It’s hard to say that the government is less corrupt than private industry:
Carrie Lopez, director of the Department of Consumer Affairs, charged taxpayers to fly from Sacramento, where she works, to Los Angeles, where she lives, to attend a Justin Timberlake concert with her daughter. She listed the trip on her expense report as a meeting with the energy company that paid for the concert tickets. Lopez also billed the state for meals on days she received those meals for free from corporations, according to state records.That’s why increasing the size and scope of government is unlikely to do what so many hope it will do. As Walt Kelly put it, we have met the enemy, and he is us. There is little evidence that the wealthy are more corrupt than the poor or that business is less corrupt (and corrupting) than government.

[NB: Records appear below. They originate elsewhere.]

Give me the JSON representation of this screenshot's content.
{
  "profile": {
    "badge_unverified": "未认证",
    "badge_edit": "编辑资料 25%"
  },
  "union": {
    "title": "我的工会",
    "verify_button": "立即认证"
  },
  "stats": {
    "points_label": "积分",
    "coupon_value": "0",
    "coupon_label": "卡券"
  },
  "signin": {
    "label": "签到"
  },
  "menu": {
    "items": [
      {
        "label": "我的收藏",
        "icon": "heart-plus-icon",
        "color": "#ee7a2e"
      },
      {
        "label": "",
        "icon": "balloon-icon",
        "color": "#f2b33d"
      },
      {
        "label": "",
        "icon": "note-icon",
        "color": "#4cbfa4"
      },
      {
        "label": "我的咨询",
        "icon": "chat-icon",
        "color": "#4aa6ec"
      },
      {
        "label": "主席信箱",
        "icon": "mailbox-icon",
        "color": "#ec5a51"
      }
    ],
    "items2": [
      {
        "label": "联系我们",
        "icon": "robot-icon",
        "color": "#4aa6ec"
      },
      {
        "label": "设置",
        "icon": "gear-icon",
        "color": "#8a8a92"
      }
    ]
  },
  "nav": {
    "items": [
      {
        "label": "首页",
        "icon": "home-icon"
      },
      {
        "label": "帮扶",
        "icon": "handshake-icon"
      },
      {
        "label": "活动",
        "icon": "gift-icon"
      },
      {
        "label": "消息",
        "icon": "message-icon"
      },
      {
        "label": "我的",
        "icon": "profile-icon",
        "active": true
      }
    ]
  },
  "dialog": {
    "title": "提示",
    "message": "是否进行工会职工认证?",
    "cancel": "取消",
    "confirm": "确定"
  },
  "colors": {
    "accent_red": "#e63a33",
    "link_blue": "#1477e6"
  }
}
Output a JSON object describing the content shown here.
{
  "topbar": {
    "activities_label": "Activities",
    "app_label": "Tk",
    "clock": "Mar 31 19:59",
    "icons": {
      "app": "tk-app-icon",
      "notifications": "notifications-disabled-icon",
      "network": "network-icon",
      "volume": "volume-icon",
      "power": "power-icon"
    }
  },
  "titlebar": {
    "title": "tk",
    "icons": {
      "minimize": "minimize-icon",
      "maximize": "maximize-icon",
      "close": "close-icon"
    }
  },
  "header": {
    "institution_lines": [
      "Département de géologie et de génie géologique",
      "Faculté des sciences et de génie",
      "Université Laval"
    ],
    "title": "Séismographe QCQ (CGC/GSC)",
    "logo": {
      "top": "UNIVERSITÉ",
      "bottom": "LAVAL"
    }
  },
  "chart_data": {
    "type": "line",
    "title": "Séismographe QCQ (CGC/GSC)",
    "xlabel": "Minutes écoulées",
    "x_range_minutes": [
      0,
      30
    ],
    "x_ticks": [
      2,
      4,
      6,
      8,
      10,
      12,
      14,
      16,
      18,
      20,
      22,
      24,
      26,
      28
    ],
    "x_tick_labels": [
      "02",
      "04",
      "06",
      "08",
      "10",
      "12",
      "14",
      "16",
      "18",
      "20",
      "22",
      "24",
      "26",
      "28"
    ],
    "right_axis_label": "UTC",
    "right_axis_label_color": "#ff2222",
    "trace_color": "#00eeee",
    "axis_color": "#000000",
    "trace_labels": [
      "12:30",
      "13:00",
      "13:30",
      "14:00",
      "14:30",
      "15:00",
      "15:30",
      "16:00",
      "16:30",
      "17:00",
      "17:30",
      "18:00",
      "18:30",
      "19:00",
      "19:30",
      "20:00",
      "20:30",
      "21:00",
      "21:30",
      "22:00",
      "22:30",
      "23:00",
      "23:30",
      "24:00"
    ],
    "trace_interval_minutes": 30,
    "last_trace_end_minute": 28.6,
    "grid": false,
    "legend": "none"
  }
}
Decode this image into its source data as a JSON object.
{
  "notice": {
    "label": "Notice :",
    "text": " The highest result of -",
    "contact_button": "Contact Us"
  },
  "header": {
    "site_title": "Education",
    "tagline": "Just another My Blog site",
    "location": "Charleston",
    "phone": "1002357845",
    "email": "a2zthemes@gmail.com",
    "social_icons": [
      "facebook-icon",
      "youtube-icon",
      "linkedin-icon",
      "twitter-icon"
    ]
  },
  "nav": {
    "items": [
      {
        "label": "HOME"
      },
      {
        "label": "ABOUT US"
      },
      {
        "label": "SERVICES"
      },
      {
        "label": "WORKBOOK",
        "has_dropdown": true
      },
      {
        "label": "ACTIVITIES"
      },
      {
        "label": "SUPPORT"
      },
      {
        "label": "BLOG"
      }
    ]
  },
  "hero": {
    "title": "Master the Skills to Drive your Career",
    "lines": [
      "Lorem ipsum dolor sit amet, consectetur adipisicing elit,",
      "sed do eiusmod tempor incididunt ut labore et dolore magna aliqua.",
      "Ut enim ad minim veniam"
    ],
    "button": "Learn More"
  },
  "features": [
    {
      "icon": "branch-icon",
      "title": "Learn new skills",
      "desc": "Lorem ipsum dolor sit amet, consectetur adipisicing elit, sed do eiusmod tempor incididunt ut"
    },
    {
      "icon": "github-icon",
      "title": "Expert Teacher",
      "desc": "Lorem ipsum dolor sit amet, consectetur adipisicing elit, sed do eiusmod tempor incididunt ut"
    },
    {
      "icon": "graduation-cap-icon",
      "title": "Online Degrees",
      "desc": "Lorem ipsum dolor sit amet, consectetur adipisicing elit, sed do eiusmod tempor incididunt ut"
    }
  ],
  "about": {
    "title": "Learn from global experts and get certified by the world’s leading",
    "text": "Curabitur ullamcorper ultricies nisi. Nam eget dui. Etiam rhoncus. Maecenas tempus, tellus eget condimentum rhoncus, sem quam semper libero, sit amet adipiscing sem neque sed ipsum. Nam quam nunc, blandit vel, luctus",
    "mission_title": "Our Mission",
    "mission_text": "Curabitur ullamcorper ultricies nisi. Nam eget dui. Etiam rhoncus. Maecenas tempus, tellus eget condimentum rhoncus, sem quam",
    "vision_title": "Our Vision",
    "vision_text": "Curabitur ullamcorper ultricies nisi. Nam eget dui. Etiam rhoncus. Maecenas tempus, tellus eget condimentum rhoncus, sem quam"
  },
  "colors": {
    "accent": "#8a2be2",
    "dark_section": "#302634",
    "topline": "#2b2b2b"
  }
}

Madison does a nice job with this idea in Federalist 51.
Rosario Marin, head of the State and Consumer Services Agency, blamed a miscommunication for her failure to repay $582 the state spent to fly her to Washington in July to speak at the Woodrow Wilson International Center for Scholars, an appearance for which she received $1,000. She reimbursed the state for the airfare after The Times inquired about the trip last month.
Over the last two years, as California has slashed services and scrambled to pay bills, top administration officials have made free use of government expense accounts with little oversight and, in some cases, no documentation, The Times has found.
Together, they have spent tens of thousands of dollars on state-funded trips between Sacramento and the areas where they live, justifying the travel as necessary for state business. Some built weekend trips around one short meeting, and some charged the state to attend events with no apparent connection to their jobs. . . .
"Is anybody at the wheel here?" said Michael Josephson, president of the nonprofit Josephson Institute of Ethics in Los Angeles.
"The best possible case for this, which is still not a good case, is [that] nobody is providing oversight. . . . The worst case is that you have some people who are knowingly taking advantage."